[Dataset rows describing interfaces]

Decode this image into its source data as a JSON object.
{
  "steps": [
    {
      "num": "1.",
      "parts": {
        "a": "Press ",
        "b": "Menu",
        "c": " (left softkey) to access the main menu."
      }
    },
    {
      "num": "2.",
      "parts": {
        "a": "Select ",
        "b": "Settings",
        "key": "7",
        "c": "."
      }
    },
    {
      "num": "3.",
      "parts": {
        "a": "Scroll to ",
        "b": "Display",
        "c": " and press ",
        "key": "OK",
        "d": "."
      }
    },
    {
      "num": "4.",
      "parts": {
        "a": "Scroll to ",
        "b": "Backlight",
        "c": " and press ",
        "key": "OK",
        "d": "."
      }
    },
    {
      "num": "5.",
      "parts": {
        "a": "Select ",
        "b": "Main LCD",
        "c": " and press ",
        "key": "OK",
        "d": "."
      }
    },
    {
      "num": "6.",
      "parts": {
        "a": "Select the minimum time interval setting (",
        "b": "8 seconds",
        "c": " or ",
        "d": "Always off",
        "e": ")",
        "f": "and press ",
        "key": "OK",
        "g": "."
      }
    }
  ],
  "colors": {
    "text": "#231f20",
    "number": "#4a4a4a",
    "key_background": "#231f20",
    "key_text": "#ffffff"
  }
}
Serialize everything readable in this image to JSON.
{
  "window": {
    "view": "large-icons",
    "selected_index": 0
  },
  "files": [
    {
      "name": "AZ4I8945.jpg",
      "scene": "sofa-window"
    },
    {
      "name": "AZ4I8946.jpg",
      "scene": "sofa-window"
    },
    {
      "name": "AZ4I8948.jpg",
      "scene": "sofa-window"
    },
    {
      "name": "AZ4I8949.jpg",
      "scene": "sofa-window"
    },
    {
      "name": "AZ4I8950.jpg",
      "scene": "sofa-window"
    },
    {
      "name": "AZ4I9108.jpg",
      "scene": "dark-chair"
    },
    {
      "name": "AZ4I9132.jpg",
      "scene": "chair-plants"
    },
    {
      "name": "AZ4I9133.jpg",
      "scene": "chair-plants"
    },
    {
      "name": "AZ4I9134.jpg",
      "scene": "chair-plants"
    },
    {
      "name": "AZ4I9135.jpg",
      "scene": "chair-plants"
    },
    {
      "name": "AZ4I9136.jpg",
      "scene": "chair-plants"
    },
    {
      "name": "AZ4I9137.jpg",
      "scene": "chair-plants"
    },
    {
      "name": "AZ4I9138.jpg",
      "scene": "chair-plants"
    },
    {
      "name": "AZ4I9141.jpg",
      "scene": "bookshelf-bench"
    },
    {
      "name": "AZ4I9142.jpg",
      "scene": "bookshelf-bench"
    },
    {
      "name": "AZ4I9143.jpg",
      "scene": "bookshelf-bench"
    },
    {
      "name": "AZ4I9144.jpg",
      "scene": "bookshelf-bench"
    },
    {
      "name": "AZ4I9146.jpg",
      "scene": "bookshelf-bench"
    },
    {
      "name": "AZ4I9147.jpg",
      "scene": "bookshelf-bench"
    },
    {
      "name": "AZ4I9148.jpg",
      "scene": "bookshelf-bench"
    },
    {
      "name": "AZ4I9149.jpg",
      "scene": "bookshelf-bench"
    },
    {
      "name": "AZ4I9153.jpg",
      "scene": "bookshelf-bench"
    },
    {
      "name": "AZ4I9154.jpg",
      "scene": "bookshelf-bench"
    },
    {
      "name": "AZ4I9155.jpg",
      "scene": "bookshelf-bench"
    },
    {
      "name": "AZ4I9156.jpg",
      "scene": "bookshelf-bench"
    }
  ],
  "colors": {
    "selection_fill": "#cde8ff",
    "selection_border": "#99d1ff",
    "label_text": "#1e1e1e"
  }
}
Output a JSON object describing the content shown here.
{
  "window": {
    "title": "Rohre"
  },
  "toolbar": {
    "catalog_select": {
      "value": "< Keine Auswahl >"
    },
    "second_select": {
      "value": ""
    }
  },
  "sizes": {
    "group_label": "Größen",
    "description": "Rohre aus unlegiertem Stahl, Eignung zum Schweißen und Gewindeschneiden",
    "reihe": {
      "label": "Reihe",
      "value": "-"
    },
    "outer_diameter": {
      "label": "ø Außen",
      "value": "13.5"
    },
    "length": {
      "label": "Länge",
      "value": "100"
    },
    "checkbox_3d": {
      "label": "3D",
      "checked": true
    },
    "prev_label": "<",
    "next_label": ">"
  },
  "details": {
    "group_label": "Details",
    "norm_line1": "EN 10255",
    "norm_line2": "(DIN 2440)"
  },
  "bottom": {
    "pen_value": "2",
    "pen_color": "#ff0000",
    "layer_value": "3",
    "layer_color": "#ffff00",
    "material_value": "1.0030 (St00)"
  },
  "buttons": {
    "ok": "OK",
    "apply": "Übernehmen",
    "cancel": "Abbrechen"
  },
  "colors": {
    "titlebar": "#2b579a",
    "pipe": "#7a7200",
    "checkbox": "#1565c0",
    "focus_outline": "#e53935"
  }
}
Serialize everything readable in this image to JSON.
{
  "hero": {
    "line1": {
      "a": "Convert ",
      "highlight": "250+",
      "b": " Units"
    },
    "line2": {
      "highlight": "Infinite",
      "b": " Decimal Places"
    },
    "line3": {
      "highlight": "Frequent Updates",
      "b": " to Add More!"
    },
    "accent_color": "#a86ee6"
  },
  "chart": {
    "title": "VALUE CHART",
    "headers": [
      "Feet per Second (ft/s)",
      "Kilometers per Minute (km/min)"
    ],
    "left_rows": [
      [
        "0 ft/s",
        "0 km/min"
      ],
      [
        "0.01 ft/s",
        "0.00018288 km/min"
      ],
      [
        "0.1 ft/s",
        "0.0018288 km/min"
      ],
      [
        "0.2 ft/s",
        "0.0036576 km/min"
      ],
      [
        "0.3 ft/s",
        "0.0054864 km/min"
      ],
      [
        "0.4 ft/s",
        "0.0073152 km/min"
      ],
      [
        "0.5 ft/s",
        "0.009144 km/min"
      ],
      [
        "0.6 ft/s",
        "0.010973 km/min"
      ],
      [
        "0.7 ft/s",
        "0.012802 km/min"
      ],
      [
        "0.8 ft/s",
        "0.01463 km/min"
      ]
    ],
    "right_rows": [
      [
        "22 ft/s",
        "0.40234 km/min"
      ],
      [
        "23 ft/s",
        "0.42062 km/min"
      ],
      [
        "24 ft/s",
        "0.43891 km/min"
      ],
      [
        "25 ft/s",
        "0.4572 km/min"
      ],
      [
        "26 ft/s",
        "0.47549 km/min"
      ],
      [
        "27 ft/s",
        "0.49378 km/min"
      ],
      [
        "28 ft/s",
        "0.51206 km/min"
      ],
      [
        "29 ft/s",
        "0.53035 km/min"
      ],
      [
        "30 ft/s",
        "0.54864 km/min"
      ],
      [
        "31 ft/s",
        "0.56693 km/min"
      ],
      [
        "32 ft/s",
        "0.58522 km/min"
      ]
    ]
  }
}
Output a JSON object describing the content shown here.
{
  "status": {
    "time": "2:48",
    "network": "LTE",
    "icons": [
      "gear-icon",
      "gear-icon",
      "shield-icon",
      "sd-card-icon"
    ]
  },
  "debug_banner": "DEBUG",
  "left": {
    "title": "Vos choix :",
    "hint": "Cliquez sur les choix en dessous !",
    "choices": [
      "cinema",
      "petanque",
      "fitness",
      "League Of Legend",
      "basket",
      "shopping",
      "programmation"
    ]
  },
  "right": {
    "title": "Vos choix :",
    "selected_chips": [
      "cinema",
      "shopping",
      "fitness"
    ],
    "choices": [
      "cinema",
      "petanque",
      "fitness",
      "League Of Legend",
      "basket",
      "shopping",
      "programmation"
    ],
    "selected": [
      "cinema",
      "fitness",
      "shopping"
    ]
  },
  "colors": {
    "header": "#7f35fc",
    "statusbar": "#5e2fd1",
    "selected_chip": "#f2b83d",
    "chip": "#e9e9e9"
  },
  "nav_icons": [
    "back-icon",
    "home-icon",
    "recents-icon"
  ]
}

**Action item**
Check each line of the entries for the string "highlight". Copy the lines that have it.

**Result of the task**
      "highlight": "250+",
      "highlight": "Infinite",
      "highlight": "Frequent Updates",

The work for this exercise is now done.